◆ **WHAT THE TASK ASKS**: Would you please restate all of the entries exactly, apart from the pictures?

(Records contained in a dataset)
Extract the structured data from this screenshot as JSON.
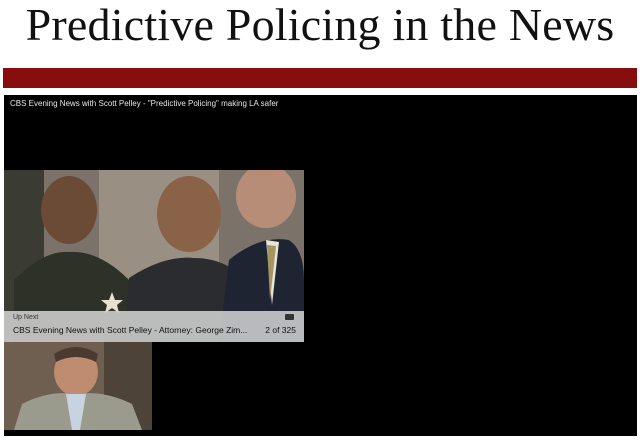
{
  "page": {
    "title": "Predictive Policing in the News"
  },
  "player": {
    "title": "CBS Evening News with Scott Pelley - \"Predictive Policing\" making LA safer",
    "up_next": {
      "label": "Up Next",
      "text": "CBS Evening News with Scott Pelley - Attorney: George Zim...",
      "count": "2 of 325"
    }
  },
  "colors": {
    "accent_bar": "#880d0d",
    "player_bg": "#000000"
  }
}
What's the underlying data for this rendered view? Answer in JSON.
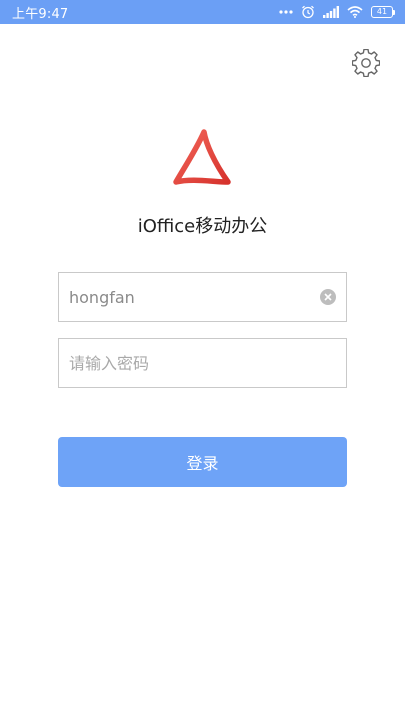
{
  "status_bar": {
    "time": "上午9:47",
    "battery": "41",
    "icons": [
      "more-dots-icon",
      "alarm-icon",
      "signal-icon",
      "wifi-icon",
      "battery-icon"
    ]
  },
  "header": {
    "settings_icon": "gear-icon"
  },
  "app": {
    "logo_icon": "triangle-logo-icon",
    "title": "iOffice移动办公"
  },
  "form": {
    "username_value": "hongfan",
    "clear_icon": "clear-icon",
    "password_placeholder": "请输入密码",
    "login_label": "登录"
  },
  "colors": {
    "status_bar": "#6b9ff5",
    "button": "#6ea3f7",
    "logo": "#e8403a"
  }
}
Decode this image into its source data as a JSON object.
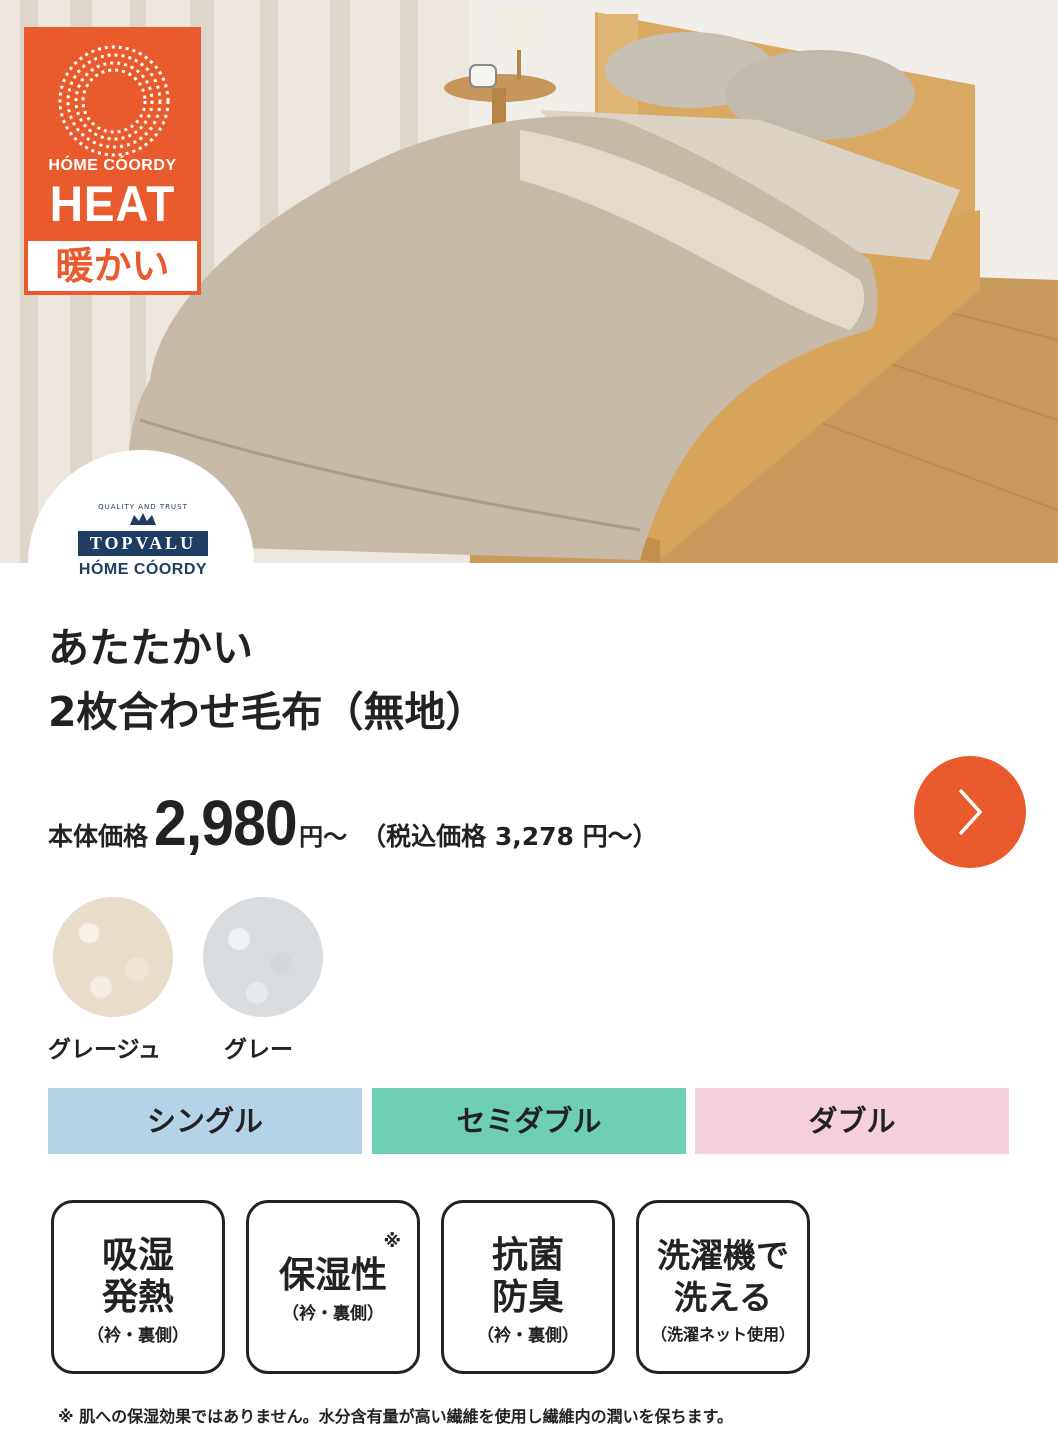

◆ **TASK RESULT**:
Extract the structured data from this screenshot as JSON.
{
  "page": {
    "title": "Predictive Policing in the News"
  },
  "player": {
    "title": "CBS Evening News with Scott Pelley - \"Predictive Policing\" making LA safer",
    "up_next": {
      "label": "Up Next",
      "text": "CBS Evening News with Scott Pelley - Attorney: George Zim...",
      "count": "2 of 325"
    }
  },
  "colors": {
    "accent_bar": "#880d0d",
    "player_bg": "#000000"
  }
}
What's the underlying data for this rendered view? Answer in JSON.
{
  "status_bar": {
    "time": "上午9:47",
    "battery": "41",
    "icons": [
      "more-dots-icon",
      "alarm-icon",
      "signal-icon",
      "wifi-icon",
      "battery-icon"
    ]
  },
  "header": {
    "settings_icon": "gear-icon"
  },
  "app": {
    "logo_icon": "triangle-logo-icon",
    "title": "iOffice移动办公"
  },
  "form": {
    "username_value": "hongfan",
    "clear_icon": "clear-icon",
    "password_placeholder": "请输入密码",
    "login_label": "登录"
  },
  "colors": {
    "status_bar": "#6b9ff5",
    "button": "#6ea3f7",
    "logo": "#e8403a"
  }
}
Decode this image into its source data as a JSON object.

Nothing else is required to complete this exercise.